C21st Folly References

'C21 Folly' 
Julie Swan 2013
terracotta/ironoxide/copper and gold patina
h.82cm x w.36cm



These works are an exploration on the theme of false presentation.
I particularly wanted to explore the phenomena of 'public talk'
I wanted to express what I see as a broad cultural disconnection from the earth and the environment.
I also wanted to express what I imagine is a sense of fear and loss of 'self power' that many of us feel today.


I often think that we are 'like animals caught in the headlights of an on-coming car'. Our response is often to remain still or freeze and hope that the car passes without inflicting injury.  Some would even deny the power of the car.  Some would stand and challenge it's potential.


These figures are opposing.
The first shows fear of expressing opinion.  An avoidance of personal belief system.  The second shows inflexibility of opinion and insensitive judgement. There is a superficiality and disingenuous presentation in both figures.  Both demonstrate levels of reliance on the public face.

Julie Swan 2014
ceramic / perspex /mixed media
h.78cm x w.33cm x d.27cm.  SOLD


 We are led to believe that man has 'dominion' over nature And God blessed them, and said unto them, Be fruitful, and multiply, and replenish the earth, and subdue it; and have dominion over the fish of the sea, and over the fowl of the air, and over every living thing that moveth upon the earth'. Genesis' and yet our actions suggest a disconnect from this responsibility. We need to find a balance between care for our environment and uncontrolled 'technical advancement'. I chose to represent this figure in clay, a natural material. It is symbolic of our humanity and our connection to earth.
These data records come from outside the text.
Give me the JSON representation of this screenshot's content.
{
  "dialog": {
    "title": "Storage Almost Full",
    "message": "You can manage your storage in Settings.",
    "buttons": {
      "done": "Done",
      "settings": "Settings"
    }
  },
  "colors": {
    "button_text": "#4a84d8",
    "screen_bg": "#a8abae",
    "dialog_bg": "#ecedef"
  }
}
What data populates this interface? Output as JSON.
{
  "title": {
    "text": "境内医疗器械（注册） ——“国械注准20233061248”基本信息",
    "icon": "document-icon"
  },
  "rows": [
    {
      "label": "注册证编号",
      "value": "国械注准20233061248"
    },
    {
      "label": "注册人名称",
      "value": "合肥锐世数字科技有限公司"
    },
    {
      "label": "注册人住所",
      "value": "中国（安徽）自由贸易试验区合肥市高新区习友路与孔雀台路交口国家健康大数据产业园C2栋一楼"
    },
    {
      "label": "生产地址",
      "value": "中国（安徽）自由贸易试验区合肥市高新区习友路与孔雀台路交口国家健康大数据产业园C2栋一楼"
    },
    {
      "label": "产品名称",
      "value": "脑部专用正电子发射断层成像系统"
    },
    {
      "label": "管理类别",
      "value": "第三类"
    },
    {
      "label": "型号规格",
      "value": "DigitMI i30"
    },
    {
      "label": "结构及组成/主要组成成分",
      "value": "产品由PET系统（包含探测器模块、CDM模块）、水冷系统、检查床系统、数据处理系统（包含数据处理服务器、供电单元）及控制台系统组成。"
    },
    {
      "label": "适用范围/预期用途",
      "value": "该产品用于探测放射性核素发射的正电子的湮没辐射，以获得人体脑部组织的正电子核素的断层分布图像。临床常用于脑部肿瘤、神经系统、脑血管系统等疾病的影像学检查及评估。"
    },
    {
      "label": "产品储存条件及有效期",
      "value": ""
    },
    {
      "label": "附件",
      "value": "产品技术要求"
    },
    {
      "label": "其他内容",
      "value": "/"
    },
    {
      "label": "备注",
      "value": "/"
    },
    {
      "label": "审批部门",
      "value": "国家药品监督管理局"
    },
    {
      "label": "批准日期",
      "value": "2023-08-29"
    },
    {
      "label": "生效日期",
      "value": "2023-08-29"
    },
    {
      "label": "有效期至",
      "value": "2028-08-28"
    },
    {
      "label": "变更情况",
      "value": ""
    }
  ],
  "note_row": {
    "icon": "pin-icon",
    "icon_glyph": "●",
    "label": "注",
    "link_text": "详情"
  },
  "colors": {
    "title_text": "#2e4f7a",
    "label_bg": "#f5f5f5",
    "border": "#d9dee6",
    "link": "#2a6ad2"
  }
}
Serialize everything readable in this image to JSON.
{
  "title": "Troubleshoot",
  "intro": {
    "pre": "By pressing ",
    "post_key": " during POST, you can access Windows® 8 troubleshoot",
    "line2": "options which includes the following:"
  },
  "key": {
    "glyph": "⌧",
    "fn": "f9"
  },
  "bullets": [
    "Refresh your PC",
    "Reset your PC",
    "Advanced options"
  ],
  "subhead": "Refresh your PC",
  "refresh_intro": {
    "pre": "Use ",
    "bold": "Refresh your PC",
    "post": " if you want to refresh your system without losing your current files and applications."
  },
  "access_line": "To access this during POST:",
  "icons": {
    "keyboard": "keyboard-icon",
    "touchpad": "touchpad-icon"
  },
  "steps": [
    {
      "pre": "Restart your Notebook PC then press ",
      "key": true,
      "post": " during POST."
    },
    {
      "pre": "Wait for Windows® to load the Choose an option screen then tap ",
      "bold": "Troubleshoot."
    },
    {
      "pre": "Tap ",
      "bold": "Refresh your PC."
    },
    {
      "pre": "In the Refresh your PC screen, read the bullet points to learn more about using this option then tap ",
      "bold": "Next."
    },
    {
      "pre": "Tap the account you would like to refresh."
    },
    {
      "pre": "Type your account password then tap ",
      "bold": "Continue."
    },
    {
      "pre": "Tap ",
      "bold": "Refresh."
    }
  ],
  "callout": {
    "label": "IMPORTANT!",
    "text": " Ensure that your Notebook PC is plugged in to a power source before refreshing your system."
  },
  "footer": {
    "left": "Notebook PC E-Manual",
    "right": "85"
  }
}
The figure suggests aspects of physicality. the stance is strong and confident. There is however a sense of discomfort. The clothing is restrictive. The figure appears to be constrained within the garment of it's own making. It appears to be mesmerised by a shape that represents potential. The form is symbolic in intent. It reminds me of our distraction by mobile phones. There appears to be worlds within worlds and yet reality is questioned. The figure's face has lost it's detail. A finger holds a button within a square. The other hand rests behind the back and the middle finger is raised and poised above a bee. 

 We are fascinated by our ability to create, decorate and manipulate our world and its resources and yet the consequences of greed and mindless progress create imbalance.


Julie Swan 2011


h.68cm x w.44cm SOLD


In this work I have used the imagery of the Jester or fool to explore areas of living that I think are the most challenging aspect of what it is to live life as an 'artist'.

How often do we as practitioners try to capture an inspired idea? .. .we jump in ..  we commit ..

we try to re-create the 'original' spark ..  we think ..  we judge ..  we lose our way .. we then feel a sense of sadness .. we have failed to capture the original vision.  More often than not we then accept the work 'with a laugh' but somehow we feel defeated, we did not quite get there.

Age or ill health catches up with us and the artist knows that more time will be needed .. but the body or our chosen field of practice has let us down and instinctively we know that we will not get there.  

If only we could recognise our inherent 'flawed humanity'.  When we 'fall from pure infinite potential into commitment, because creation is commitment, whether in writing, or a painting or composing a piece of music, it is our commitment to a particular action that is the voluntary limiting of ourselves' ..  but we still keep trying and you've gotta love that.